> [What the task asks] Make an exact copy of the records below, excluding images.

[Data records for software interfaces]
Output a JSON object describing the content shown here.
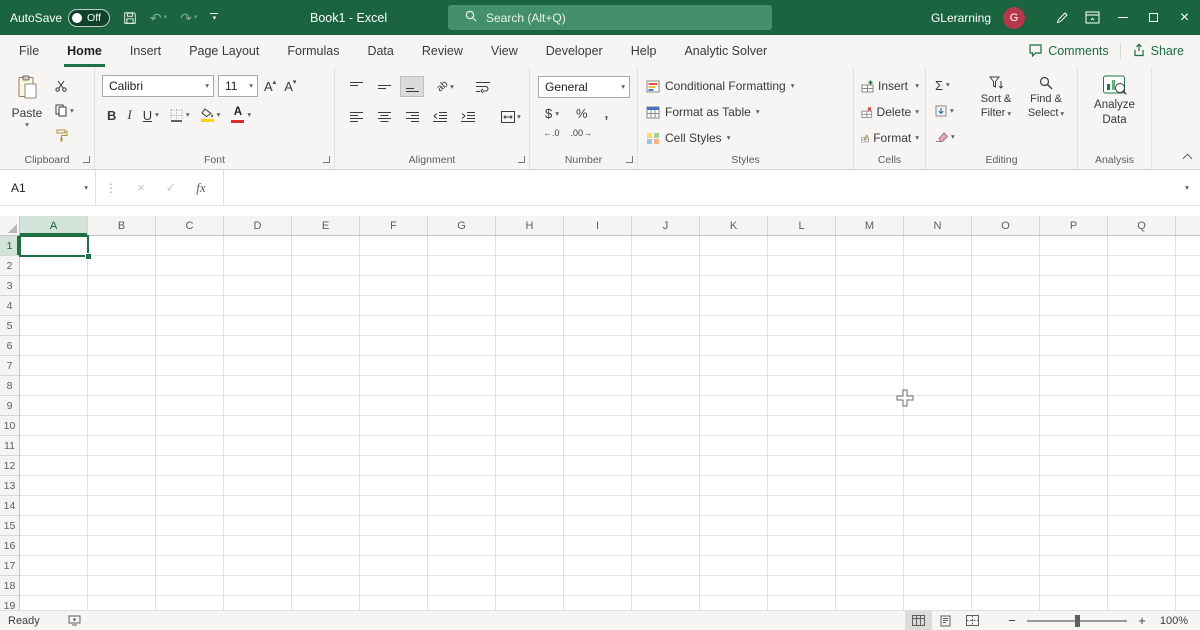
{
  "colors": {
    "titlebar_green": "#1a6440",
    "search_box_green": "#44906a",
    "accent_green": "#1f7145",
    "avatar_red": "#b5394a",
    "fill_color_swatch": "#ffd400",
    "font_color_swatch": "#d92b2b",
    "selected_header_bg": "#d3e3da"
  },
  "titlebar": {
    "autosave_label": "AutoSave",
    "autosave_state": "Off",
    "workbook_title": "Book1  -  Excel",
    "search_placeholder": "Search (Alt+Q)",
    "user_name": "GLerarning",
    "avatar_initial": "G"
  },
  "tabs": {
    "items": [
      {
        "label": "File",
        "active": false
      },
      {
        "label": "Home",
        "active": true
      },
      {
        "label": "Insert",
        "active": false
      },
      {
        "label": "Page Layout",
        "active": false
      },
      {
        "label": "Formulas",
        "active": false
      },
      {
        "label": "Data",
        "active": false
      },
      {
        "label": "Review",
        "active": false
      },
      {
        "label": "View",
        "active": false
      },
      {
        "label": "Developer",
        "active": false
      },
      {
        "label": "Help",
        "active": false
      },
      {
        "label": "Analytic Solver",
        "active": false
      }
    ],
    "comments_label": "Comments",
    "share_label": "Share"
  },
  "ribbon": {
    "clipboard": {
      "group_label": "Clipboard",
      "paste_label": "Paste"
    },
    "font": {
      "group_label": "Font",
      "font_name": "Calibri",
      "font_size": "11",
      "grow_font_letter": "A",
      "shrink_font_letter": "A",
      "bold_label": "B",
      "italic_label": "I",
      "underline_label": "U",
      "font_color_letter": "A"
    },
    "alignment": {
      "group_label": "Alignment",
      "orientation_text": "ab"
    },
    "number": {
      "group_label": "Number",
      "format_value": "General",
      "currency_label": "$",
      "percent_label": "%",
      "comma_label": ",",
      "increase_decimal_label": "←.0",
      "decrease_decimal_label": ".00→"
    },
    "styles": {
      "group_label": "Styles",
      "conditional_label": "Conditional Formatting",
      "table_label": "Format as Table",
      "cell_styles_label": "Cell Styles"
    },
    "cells": {
      "group_label": "Cells",
      "insert_label": "Insert",
      "delete_label": "Delete",
      "format_label": "Format"
    },
    "editing": {
      "group_label": "Editing",
      "autosum_symbol": "Σ",
      "sort_line1": "Sort &",
      "sort_line2": "Filter",
      "find_line1": "Find &",
      "find_line2": "Select"
    },
    "analysis": {
      "group_label": "Analysis",
      "analyze_line1": "Analyze",
      "analyze_line2": "Data"
    }
  },
  "formula_bar": {
    "name_box_value": "A1",
    "fx_label": "fx",
    "formula_value": ""
  },
  "grid": {
    "columns": [
      "A",
      "B",
      "C",
      "D",
      "E",
      "F",
      "G",
      "H",
      "I",
      "J",
      "K",
      "L",
      "M",
      "N",
      "O",
      "P",
      "Q"
    ],
    "rows": [
      "1",
      "2",
      "3",
      "4",
      "5",
      "6",
      "7",
      "8",
      "9",
      "10",
      "11",
      "12",
      "13",
      "14",
      "15",
      "16",
      "17",
      "18",
      "19"
    ],
    "selected": {
      "column": "A",
      "row": "1",
      "cell": "A1"
    }
  },
  "status_bar": {
    "mode_label": "Ready",
    "zoom_value": "100%"
  }
}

> [Answer space]
Output a JSON object describing the content shown here.
{
  "colors": {
    "titlebar_green": "#1a6440",
    "search_box_green": "#44906a",
    "accent_green": "#1f7145",
    "avatar_red": "#b5394a",
    "fill_color_swatch": "#ffd400",
    "font_color_swatch": "#d92b2b",
    "selected_header_bg": "#d3e3da"
  },
  "titlebar": {
    "autosave_label": "AutoSave",
    "autosave_state": "Off",
    "workbook_title": "Book1  -  Excel",
    "search_placeholder": "Search (Alt+Q)",
    "user_name": "GLerarning",
    "avatar_initial": "G"
  },
  "tabs": {
    "items": [
      {
        "label": "File",
        "active": false
      },
      {
        "label": "Home",
        "active": true
      },
      {
        "label": "Insert",
        "active": false
      },
      {
        "label": "Page Layout",
        "active": false
      },
      {
        "label": "Formulas",
        "active": false
      },
      {
        "label": "Data",
        "active": false
      },
      {
        "label": "Review",
        "active": false
      },
      {
        "label": "View",
        "active": false
      },
      {
        "label": "Developer",
        "active": false
      },
      {
        "label": "Help",
        "active": false
      },
      {
        "label": "Analytic Solver",
        "active": false
      }
    ],
    "comments_label": "Comments",
    "share_label": "Share"
  },
  "ribbon": {
    "clipboard": {
      "group_label": "Clipboard",
      "paste_label": "Paste"
    },
    "font": {
      "group_label": "Font",
      "font_name": "Calibri",
      "font_size": "11",
      "grow_font_letter": "A",
      "shrink_font_letter": "A",
      "bold_label": "B",
      "italic_label": "I",
      "underline_label": "U",
      "font_color_letter": "A"
    },
    "alignment": {
      "group_label": "Alignment",
      "orientation_text": "ab"
    },
    "number": {
      "group_label": "Number",
      "format_value": "General",
      "currency_label": "$",
      "percent_label": "%",
      "comma_label": ",",
      "increase_decimal_label": "←.0",
      "decrease_decimal_label": ".00→"
    },
    "styles": {
      "group_label": "Styles",
      "conditional_label": "Conditional Formatting",
      "table_label": "Format as Table",
      "cell_styles_label": "Cell Styles"
    },
    "cells": {
      "group_label": "Cells",
      "insert_label": "Insert",
      "delete_label": "Delete",
      "format_label": "Format"
    },
    "editing": {
      "group_label": "Editing",
      "autosum_symbol": "Σ",
      "sort_line1": "Sort &",
      "sort_line2": "Filter",
      "find_line1": "Find &",
      "find_line2": "Select"
    },
    "analysis": {
      "group_label": "Analysis",
      "analyze_line1": "Analyze",
      "analyze_line2": "Data"
    }
  },
  "formula_bar": {
    "name_box_value": "A1",
    "fx_label": "fx",
    "formula_value": ""
  },
  "grid": {
    "columns": [
      "A",
      "B",
      "C",
      "D",
      "E",
      "F",
      "G",
      "H",
      "I",
      "J",
      "K",
      "L",
      "M",
      "N",
      "O",
      "P",
      "Q"
    ],
    "rows": [
      "1",
      "2",
      "3",
      "4",
      "5",
      "6",
      "7",
      "8",
      "9",
      "10",
      "11",
      "12",
      "13",
      "14",
      "15",
      "16",
      "17",
      "18",
      "19"
    ],
    "selected": {
      "column": "A",
      "row": "1",
      "cell": "A1"
    }
  },
  "status_bar": {
    "mode_label": "Ready",
    "zoom_value": "100%"
  }
}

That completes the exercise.